“burp” upwards into the atmosphere.  

The only good news about methane is that it persists for only eight years
before being reabsorbed out of the atmosphere.  This means that
“going
vegan”
can do more to reduce global warming in the short term than buying a
Prius.  

Al Gore says not a word about the connection between domesticated animals,
methane, and global warming in his
An Inconvenient Truth.  Maybe this is a
truth just a little too inconvenient for middle-of-the roader Al.  

The environmental outlook is grim.  I feel fairly certain that calamitous change
will occur.  Al Gore suggests there is still hope, but I doubt it.  

Runaway global warming will occur and we may see devastating effects in our
lifetimes, including rapidly rising ocean levels, along with droughts and other
forms of climatic instability.  

When there is instability, the outcome is unpredictable.  The world could keep
getting hotter, or deep ocean currents could be disrupted, and the world could
be plunged into a new Ice Age.  

In either case billions of humans could be displaced or killed.  
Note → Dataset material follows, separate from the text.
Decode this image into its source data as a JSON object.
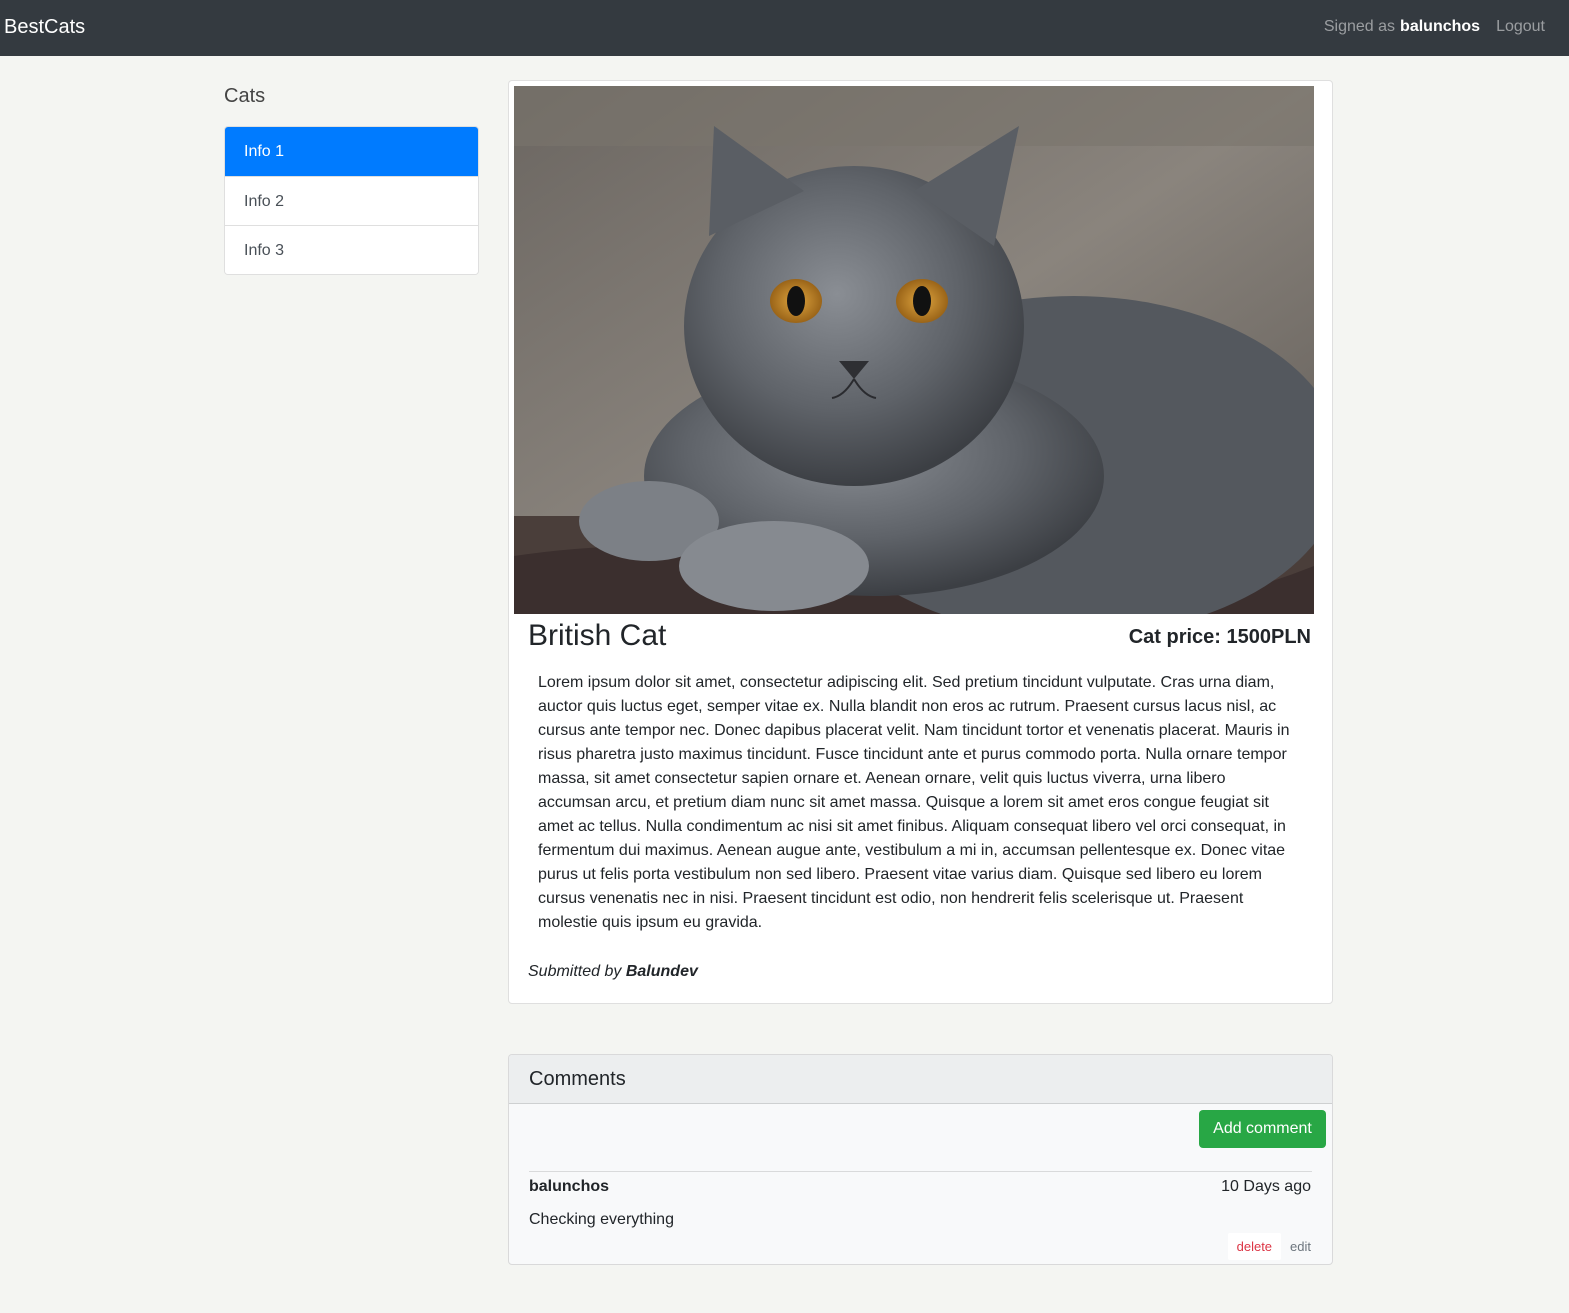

Sleepwalking humans will not change their ways until they are forced to
change, and by the time they are forced to change, it will be too late for there to
be a
“soft landing.”  

I hope that we will wake up before it is too late and mend our ways—and
change our diet.  

Both of the political parties, which govern us, are capitalist.  Republicans are a
little more short term about their capitalism than are Democrats.  

But they are both “crony capitalist” in orientation, meaning that they irrationally
subsidize and protect moneymaking industries such as the saturated fat
business.  

I must admit confusion as to why Republicans do not adopt the global
warming issue: Republicans own most of the waterfront property that is going
to be flooded as oceans rise.  

For all the reasons outlined above, I hope you will agree with me when I say
that one cannot be an environmentalist without being a vegan or moving
strongly in that direction.  

By: James Robert Deal  

Excerpt from:
The Environment and a Plant-Based Diet
www.whattoserveagoddess.com/chapter-10/